"Prom day is obviously the the worst time to break up, especially beforehand, but I'm sure you remember that I obviously don't like being an aggressor or talking mean to you. I don't hate you or anything. I was just done with how we were as a couple."

"Yeah, me too," I replied. "I kind of wish I would have ended it sooner because looking back, there are a lot of red flags."

He told me he wanted to break up with me because he needed more time for friends and family. Feeling that from someone I had spent over a year with killed me inside a little bit. I almost immediately started bawling my eyes out. My tears very quickly ruined my makeup.

I was telling my parents I didn't even want to go to prom anymore. My mom wanted me to go so that he couldn't ruin my night. She called my best friends, told them what happened, and told them to come get me. I hung up, got my dress and shoes on, took off my old makeup and grabbed my makeup bag so I could get ready in the car. They all comforted me and told me I didn't need him and that I have fun without him.

The group I ended up going with successfully made my prom night unforgettable.

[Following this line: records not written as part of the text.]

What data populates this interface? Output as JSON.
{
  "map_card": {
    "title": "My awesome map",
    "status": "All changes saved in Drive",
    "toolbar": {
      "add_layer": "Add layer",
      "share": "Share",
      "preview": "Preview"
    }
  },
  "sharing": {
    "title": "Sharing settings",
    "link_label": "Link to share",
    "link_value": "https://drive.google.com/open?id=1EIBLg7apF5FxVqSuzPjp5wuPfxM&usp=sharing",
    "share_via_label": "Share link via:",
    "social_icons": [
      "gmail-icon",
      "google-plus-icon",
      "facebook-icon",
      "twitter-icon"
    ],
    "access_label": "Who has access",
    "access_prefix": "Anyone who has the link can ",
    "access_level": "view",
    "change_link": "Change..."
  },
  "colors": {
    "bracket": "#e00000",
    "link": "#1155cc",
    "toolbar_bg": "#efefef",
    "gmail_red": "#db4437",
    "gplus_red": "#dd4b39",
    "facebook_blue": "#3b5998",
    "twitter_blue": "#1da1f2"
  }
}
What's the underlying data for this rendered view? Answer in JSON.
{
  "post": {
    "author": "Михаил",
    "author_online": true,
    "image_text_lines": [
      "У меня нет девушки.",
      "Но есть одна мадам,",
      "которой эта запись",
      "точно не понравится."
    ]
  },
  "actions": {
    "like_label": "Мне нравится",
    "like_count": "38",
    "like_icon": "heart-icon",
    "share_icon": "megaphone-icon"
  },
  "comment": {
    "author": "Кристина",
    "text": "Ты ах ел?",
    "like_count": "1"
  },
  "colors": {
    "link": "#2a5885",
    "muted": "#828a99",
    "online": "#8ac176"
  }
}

We danced to every song that came on and screamed every lyric until it hurt. By the end of the night, I was an exhausted, cold mess with sore feet.

Being broken up with made me realize some of my flaws as a person, and I've changed myself  and bettered myself. And I feel like I've grown since it happened. There's a silver lining to everything. Bad things happen, and yeah, it sucks but things are going to get better whether it's in an instant or it comes to you later.

Morgan Risch is a student at Centerville High School. Special Thanks to Tricia Rapoch, teacher for the Communication Arts Program at Centerville High School. Learn more at the school's website:  http://www.centerville.k12.oh.us/CHS.  Dayton Youth Radio is supported by the Virginia W. Kettering Foundation, the Ohio Arts Council and the Vectren Foundation.

This story was created at the Eichelberger Center for Community Voices at WYSO.